--- What you have to do ---
Top to bottom, give the entries again exactly as written.

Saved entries
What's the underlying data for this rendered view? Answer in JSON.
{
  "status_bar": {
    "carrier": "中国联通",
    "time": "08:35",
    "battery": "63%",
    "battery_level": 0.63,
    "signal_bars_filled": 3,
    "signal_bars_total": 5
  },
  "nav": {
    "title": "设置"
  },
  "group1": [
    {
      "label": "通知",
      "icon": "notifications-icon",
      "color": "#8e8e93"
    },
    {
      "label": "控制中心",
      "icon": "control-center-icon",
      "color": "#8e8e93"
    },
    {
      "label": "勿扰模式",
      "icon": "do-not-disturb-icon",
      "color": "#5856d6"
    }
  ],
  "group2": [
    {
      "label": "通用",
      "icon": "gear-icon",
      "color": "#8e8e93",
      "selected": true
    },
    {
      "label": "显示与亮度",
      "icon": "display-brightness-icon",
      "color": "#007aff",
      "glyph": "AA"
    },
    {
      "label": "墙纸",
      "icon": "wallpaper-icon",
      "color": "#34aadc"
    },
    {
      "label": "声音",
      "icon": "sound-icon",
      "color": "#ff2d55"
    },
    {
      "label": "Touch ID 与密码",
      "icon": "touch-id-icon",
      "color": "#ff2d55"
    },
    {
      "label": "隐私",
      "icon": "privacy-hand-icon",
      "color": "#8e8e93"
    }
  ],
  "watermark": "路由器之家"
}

--- Written answer ---
What's the underlying data for this rendered view? Answer in JSON.
{
  "status_bar": {
    "carrier": "中国联通",
    "time": "08:35",
    "battery": "63%",
    "battery_level": 0.63,
    "signal_bars_filled": 3,
    "signal_bars_total": 5
  },
  "nav": {
    "title": "设置"
  },
  "group1": [
    {
      "label": "通知",
      "icon": "notifications-icon",
      "color": "#8e8e93"
    },
    {
      "label": "控制中心",
      "icon": "control-center-icon",
      "color": "#8e8e93"
    },
    {
      "label": "勿扰模式",
      "icon": "do-not-disturb-icon",
      "color": "#5856d6"
    }
  ],
  "group2": [
    {
      "label": "通用",
      "icon": "gear-icon",
      "color": "#8e8e93",
      "selected": true
    },
    {
      "label": "显示与亮度",
      "icon": "display-brightness-icon",
      "color": "#007aff",
      "glyph": "AA"
    },
    {
      "label": "墙纸",
      "icon": "wallpaper-icon",
      "color": "#34aadc"
    },
    {
      "label": "声音",
      "icon": "sound-icon",
      "color": "#ff2d55"
    },
    {
      "label": "Touch ID 与密码",
      "icon": "touch-id-icon",
      "color": "#ff2d55"
    },
    {
      "label": "隐私",
      "icon": "privacy-hand-icon",
      "color": "#8e8e93"
    }
  ],
  "watermark": "路由器之家"
}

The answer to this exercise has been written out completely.